First responders painted a horrific picture Monday of second- and third-degree burns that led to the death of Diamondhead, Miss., resident Sherman Sanders, whose wife is on trial here for allegedly pouring a sauce pan of scalding cooking oil over him as he slept.
A police officer and a firefighter who went to the Sanders home early on the morning of July 28, 2006, said they found the retired Navy veteran calm and coherent, even though he had suffered major burns to his head, face, arms, hands and upper body.
Sanders died in an Alabama hospital about a week later. The murder trial of his wife, Edna Mae Sanders, began Tuesday in Hancock County Circuit Court.
“Mr. Sanders was the most severely burned patient that I’ve ever had who was still alive,” Diamondhead Fire Department and emergency medical technician Lt. Michael Munger testified. He said Sanders told him he had been sleeping and awoke to his wife pouring oil over him in bed.
Sanders kept repeating he didn’t know why she did it, Munger said.
Sanders, 53, had been a yeoman in the Navy, a clerical rating. He had more recently worked at Stennis Space Center in a human resources position. He and his wife had reportedly been married only about a year.
Brandon Hendry, a former Hancock County deputy who now works for the state Forestry Commission, testified he was the first to arrive at the Sanders home at 2:18 a.m. that morning. He was responding to a 911 call about a man yelling for help and blowing the horn of a car at 894 Maili Way.
Hendry said he found Sanders in the driveway with the trunk of his car open, saying he was searching for medications. He was dressed in shorts, socks, slippers and no shirt, and had burned skin hanging from his arm and chest area, the first responder said.
Hendry said he escorted Sanders into the home, and the victim told him he had awakened while being attacked with scalding oil by his wife.
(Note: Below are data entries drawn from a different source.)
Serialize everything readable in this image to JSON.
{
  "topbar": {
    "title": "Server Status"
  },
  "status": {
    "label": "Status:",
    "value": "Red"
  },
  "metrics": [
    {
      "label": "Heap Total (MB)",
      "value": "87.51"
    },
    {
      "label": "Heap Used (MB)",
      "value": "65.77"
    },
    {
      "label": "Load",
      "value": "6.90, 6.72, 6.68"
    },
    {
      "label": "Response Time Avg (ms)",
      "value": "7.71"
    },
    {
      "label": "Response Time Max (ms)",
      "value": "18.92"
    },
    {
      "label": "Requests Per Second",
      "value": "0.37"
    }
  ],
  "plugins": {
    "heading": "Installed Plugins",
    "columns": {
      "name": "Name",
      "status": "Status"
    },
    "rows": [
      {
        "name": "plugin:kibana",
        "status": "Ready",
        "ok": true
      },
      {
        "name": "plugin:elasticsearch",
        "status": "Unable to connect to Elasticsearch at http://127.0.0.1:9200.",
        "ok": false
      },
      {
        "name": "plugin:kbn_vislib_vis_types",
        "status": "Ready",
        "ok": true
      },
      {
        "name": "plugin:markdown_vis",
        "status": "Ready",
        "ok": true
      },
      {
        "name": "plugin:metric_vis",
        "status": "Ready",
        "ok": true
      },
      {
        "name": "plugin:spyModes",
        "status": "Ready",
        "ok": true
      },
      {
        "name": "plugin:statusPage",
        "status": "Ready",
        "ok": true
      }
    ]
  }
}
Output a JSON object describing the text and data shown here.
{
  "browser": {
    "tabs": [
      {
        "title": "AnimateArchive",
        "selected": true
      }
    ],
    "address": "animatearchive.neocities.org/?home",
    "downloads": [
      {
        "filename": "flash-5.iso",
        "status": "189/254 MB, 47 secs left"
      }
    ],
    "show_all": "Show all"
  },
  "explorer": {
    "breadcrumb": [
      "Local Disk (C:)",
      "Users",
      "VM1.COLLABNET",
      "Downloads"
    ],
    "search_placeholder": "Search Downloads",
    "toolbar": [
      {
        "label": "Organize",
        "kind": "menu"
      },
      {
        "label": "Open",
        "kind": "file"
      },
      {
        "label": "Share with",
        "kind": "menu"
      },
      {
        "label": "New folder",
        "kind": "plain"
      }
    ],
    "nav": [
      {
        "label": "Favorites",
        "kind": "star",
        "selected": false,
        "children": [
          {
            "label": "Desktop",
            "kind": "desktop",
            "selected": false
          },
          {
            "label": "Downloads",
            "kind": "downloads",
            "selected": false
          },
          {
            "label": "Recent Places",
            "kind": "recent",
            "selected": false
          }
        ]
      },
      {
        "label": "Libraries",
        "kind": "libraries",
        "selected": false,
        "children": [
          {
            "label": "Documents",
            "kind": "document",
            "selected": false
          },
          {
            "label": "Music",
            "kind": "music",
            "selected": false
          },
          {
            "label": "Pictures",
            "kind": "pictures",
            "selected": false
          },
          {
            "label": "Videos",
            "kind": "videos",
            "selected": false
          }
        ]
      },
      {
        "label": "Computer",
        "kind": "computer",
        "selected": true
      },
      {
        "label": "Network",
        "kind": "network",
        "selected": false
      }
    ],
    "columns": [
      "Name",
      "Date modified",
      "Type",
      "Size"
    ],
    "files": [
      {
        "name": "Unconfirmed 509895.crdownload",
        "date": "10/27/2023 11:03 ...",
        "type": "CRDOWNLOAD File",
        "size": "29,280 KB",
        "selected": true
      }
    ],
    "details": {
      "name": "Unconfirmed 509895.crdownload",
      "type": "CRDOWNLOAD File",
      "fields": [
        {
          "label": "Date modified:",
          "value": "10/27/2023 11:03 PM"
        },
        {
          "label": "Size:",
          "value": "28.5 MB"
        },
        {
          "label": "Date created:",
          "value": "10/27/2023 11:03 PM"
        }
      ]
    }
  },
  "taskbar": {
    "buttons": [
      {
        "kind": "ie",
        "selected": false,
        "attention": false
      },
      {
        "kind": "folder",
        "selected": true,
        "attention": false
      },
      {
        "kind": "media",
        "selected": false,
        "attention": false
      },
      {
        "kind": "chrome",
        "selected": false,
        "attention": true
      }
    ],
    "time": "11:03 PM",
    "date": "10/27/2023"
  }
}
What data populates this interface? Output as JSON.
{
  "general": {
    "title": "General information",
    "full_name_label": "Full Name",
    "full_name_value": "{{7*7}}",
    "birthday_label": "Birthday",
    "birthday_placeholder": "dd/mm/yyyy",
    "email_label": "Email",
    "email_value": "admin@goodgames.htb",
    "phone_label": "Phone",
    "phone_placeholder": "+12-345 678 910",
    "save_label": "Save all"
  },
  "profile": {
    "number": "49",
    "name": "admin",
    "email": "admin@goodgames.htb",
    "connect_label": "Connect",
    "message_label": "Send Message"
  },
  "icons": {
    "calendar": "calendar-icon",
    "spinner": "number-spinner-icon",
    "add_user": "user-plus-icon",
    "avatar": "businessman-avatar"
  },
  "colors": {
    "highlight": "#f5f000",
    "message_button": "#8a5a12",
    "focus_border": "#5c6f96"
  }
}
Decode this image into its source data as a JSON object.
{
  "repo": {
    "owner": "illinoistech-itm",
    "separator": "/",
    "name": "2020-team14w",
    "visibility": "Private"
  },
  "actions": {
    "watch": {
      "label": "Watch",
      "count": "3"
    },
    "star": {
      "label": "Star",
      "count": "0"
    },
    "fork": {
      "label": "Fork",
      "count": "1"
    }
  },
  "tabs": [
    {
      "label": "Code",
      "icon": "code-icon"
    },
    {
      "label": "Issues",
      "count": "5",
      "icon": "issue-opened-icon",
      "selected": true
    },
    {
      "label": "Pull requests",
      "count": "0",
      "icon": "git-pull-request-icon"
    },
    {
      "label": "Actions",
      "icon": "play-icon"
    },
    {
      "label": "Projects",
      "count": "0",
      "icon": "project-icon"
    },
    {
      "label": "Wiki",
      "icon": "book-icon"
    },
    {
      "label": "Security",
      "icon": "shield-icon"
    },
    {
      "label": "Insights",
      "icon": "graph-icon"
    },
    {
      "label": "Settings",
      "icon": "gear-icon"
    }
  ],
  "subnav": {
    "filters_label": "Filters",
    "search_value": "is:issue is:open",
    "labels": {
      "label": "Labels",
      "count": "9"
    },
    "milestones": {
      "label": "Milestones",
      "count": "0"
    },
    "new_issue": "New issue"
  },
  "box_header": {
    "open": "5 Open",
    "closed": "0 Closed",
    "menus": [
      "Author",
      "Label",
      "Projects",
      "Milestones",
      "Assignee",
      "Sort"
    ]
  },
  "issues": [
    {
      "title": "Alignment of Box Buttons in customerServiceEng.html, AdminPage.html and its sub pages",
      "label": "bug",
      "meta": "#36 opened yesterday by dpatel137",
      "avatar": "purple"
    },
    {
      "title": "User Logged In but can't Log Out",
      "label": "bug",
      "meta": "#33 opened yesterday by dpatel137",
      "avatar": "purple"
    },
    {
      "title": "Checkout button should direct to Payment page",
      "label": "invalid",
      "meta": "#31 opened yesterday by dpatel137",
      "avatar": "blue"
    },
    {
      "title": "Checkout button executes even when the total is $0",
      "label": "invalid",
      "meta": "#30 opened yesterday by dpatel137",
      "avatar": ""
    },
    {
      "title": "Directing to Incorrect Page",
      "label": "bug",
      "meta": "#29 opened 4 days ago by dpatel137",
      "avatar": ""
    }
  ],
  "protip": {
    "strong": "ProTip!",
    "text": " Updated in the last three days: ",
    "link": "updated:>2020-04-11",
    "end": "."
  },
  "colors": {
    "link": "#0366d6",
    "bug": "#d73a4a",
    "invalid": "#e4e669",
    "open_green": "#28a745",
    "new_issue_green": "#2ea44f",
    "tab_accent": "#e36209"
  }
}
There was no one else at the home when he arrived, Hendry said. On a living room end table, the deputy found a one-quart saucepan containing the remnants of boiled oil.
Sheriff’s Investigator Ricky Fayard arrived at the home shortly after 3 a.m. Upon entering the house, he testified Tuesday, he noticed “a strange smell of burnt cooking oil.” And he found more evidence, including a nearly-empty quart bottle of cooking oil in a cabinet, grease stains on the wall of a hallway to the master bedroom, and grease in the bed and on the headboard and wall.
Sanders was evacuated by helicopter to Alabama before dying. Edna Mae Sanders was indicted by a grand jury for committing murder under the “depraved heart” legal provisions. Evidence over why the attack may have occurred has not yet been introduced.
The trial is expected to be concluded this week. Testimony resumes at 9 a.m. today at the Hancock County Governmental Complex on Longfellow Drive in Bay St. Louis.